Economy. Political. Business
Frans Cronje is an analyst. He was educated at St John’s College in Houghton and holds a PhD in scenario planning. He has published three books on South Africa’s future and authored scores of policy assessments, briefings, reports, and forecasts on the country. His third book, the Rise or Fall of South Africa, will be released on Amazon in April of 2020. He directs the Centre for Risk Analysis – a Johannesburg based strategic intelligence think-tank that has advised a great number of corporations and government agencies around the world on South Africa’s long term economic, social, political, and policy. He teaches scenario based strategy at a South African business school.
The Rise or Fall of South Africa is Frans Cronje’s third book and was published at the end of April of 2020.
The book develops a brand new set of scenarios to demonstrate how the world and South Africa will change into the 2030s and beyond. On South Africa it argues that the country is at the verge of a political and economic realignment on par with what it experienced in the 1980s and 1990s. The present Covid-19 pandemic is likely to accelerate that realignment and within a decade South Africa’s political, economic, and social standing may be unrecognisable from what it is today. Since the publication of the first book in the series a growing number of South African firms and individuals have begun to look beyond the country’s borders to opportunities and futures in the rest of the world. The Rise and Fall of South Africa has followed them and focuses much analysis on how global balances of power and economic and technological trends will unfold and what the implications for South Africa’s rapidly expanding corporate and family diaspora will be. The election prospects of Donald Trump, the future of Europe after Brexit, the outlook for the Middle East, the rise of India, and the prospects for China’s long term political and economic development are all covered.

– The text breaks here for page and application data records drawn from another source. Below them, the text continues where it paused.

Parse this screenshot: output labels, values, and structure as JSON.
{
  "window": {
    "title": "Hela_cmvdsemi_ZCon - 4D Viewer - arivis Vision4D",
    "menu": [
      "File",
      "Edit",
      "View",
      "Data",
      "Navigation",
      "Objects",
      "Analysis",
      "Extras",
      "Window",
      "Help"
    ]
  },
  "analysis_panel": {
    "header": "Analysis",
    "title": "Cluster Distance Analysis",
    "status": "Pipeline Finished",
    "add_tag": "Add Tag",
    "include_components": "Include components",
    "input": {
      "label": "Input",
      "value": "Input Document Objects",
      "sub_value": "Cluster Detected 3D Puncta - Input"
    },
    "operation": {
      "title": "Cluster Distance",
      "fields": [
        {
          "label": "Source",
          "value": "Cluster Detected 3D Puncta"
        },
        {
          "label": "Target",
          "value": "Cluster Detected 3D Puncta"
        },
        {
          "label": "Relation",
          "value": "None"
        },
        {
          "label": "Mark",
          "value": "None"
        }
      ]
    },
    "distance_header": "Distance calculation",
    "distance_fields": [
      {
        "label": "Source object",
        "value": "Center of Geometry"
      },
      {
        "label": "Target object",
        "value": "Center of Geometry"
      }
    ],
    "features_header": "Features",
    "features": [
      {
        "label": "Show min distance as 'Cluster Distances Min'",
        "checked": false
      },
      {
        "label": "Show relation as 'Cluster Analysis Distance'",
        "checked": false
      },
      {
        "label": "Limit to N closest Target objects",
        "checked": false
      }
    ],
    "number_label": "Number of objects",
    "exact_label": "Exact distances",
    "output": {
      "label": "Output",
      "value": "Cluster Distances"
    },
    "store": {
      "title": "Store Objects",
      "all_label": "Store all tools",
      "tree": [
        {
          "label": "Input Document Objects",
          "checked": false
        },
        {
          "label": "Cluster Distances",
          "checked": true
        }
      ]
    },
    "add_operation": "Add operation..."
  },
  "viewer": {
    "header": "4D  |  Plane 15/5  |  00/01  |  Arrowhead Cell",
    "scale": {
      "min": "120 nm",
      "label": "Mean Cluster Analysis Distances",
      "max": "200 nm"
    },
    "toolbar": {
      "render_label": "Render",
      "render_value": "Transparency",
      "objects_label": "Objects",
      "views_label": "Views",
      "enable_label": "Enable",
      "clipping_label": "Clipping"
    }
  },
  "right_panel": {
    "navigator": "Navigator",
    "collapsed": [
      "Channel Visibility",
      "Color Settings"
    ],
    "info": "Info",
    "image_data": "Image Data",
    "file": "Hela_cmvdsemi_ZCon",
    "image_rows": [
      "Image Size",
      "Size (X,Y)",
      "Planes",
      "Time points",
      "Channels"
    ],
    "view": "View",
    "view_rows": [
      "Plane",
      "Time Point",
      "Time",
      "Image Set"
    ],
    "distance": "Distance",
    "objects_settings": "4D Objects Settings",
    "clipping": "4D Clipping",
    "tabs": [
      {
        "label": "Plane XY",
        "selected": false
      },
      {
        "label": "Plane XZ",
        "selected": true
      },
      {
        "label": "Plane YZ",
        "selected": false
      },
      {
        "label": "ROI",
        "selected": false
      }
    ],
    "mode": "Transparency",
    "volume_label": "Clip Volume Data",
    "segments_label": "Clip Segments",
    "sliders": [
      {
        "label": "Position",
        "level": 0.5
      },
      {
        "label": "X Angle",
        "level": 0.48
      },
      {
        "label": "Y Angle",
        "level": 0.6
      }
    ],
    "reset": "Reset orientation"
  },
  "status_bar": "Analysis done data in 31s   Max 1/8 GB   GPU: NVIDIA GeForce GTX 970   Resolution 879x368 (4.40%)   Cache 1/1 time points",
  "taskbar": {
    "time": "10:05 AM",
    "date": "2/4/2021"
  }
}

In its latter chapters the book offers advice on how firms, families, and the South African government should position themselves to avoid short-term economic and political risks and take advantage of the global and South African opportunities that will present themselves over the longer term.